The editorial touches on a sore subject.
A key US House Armed Services Committee member has admitted laws restricting technology sharing with allies are still holding back AUKUS cooperative projects.
Under existing laws, “we have to treat Canada better than Australia,” Representative Rob Wittman told a Center for Strategic and International Studies (CSIS) conference last week.
He said a “higher level of trust” was still needed among the “five eyes” intelligence-sharing partners – Australia, New Zealand, Canada, the United Kingdom and the United States.
Meanwhile, the Pentagon’s chief of defence acquisitions Bill LaPlante has pointed to the 1960s-era Polaris Agreement with the UK as a successful model which should serve as a model for the AUKUS pact.
Polaris was a program where the US shared advanced nuclear submarine and ballistic missile technology with the UK to accelerate its nuclear deterrence program.
“Since then, the missile compartments of the SSBNs – the UK and the US – are identical. When you walk into one on a Vanguard-class submarine, you’re walking into a trident missile compartment. The data – with the exception of perhaps a very sensitive part of the physics package – everything else is shared,” he told the Maritime Security Dialogue last week.
“That is a model of what we have to do, I believe, in AUKUS,” he added. “And it’s got to be set up at that level. And I think that we have the political will to do it.”
Capability, capacity, competence
Canberra is expected to buy between three and five second-hand Virginia-class attack submarines from the United States over the next two decades to fill a dangerous capability gap. Over the past two decades, federal government inaction has left Australia’s ageing Collins-class diesel-electric submarines operating far beyond their design life.
In August, a deadly fire aboard one of Australia’s oldest operational submarines, HMAS Farncombe, is believed to have been caused by degraded electrical systems.
The AUKUS announcement by former Prime Minister Scott Morrison came as a surprise and abruptly ended a troubled multibillion-dollar deal with France to convert one of its nuclear submarine designs into a diesel-electric powered vessel for Australia.
Since then, the US has repeatedly raised doubts that it has enough of its own submarine-building capability to sustain its own fleet – let alone replace any operational vessels sold to Australia.
Last year, Canberra invested up to $1 billion in US shipyards to show its support.
The British MoD announcement does not reference joint funding with Canberra, investment in Australian infrastructure or Australia’s involvement in the submarine’s design.

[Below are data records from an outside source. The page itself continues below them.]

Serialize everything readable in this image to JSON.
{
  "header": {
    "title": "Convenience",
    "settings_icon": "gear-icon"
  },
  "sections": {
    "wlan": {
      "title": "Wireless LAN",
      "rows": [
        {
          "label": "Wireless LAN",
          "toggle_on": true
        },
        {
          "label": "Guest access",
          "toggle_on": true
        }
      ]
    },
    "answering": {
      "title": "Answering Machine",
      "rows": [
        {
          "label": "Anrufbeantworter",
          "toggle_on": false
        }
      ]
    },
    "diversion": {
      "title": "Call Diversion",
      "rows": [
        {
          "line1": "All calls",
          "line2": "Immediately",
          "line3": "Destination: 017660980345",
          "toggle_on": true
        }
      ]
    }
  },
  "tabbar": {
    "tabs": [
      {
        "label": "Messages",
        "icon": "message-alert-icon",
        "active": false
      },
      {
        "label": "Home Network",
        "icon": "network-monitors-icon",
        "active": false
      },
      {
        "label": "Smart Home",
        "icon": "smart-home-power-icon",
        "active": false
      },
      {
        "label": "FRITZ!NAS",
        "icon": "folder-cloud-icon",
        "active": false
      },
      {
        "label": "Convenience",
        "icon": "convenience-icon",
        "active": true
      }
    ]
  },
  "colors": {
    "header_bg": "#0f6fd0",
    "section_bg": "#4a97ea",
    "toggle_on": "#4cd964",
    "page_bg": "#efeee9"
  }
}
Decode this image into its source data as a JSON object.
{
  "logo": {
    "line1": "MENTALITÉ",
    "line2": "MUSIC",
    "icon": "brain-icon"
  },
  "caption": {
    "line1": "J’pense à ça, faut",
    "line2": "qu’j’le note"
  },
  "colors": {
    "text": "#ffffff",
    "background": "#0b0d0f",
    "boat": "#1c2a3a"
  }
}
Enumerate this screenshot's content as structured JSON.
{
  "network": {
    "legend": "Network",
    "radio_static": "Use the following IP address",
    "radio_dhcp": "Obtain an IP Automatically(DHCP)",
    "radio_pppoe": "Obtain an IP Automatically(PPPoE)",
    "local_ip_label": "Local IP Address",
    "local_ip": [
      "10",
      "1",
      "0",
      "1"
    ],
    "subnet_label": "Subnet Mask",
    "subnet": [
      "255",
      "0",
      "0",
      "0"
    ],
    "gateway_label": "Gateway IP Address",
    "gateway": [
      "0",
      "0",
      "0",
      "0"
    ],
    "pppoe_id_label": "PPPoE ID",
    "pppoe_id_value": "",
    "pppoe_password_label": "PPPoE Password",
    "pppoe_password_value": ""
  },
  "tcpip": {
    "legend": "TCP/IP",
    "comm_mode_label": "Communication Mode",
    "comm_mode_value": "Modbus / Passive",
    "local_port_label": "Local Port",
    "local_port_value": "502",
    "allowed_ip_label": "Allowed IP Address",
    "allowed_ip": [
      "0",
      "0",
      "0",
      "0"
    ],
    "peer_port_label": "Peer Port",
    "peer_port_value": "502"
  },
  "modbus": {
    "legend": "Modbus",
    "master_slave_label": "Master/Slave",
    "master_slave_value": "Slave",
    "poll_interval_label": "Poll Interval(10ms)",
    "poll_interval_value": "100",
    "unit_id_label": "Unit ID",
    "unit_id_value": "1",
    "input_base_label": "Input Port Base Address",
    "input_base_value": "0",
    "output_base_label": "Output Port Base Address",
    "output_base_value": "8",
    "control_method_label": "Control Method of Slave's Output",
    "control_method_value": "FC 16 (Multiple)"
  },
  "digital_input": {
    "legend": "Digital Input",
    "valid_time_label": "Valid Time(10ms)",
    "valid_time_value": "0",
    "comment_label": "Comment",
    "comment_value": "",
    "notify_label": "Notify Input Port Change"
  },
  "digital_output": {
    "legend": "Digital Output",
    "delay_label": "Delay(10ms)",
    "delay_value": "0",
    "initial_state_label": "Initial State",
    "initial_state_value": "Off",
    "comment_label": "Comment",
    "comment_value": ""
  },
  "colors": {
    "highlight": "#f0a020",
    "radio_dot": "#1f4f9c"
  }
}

Earlier this year, Canberra committed to a $2 billion expansion of Australia’s shipbuilding facility at Osborne, Adelaide. But a further $4 billion must be spent to get the facility – and its employees – up to a level capable of assembling the remaining eight nuclear submarines planned under a yet-to-be-determined joint construction deal with the UK.
Royal Australian Navy Vice Admiral Mark Hammond told the US Naval Institute last month that Australia’s greatest challenge was establishing a suitable skills base.
“My biggest challenge is probably the workforce to enable this to transform from completely conventional submarine force to nuclear power … which needs to be a bit bigger than what we’ve got,” Hammond said.
The RAN has already begun sending officers and engineers to the US and UK to gain experience working with nuclear reactors.
“The professional journey that we’re on is about lifting our skills around nuclear power. The rest of the submarine piece we’re pretty much good on … The big lift is making sure that we can manage and steward the nuclear ocean piece. You can’t fake that you’ve got to earn the trust.”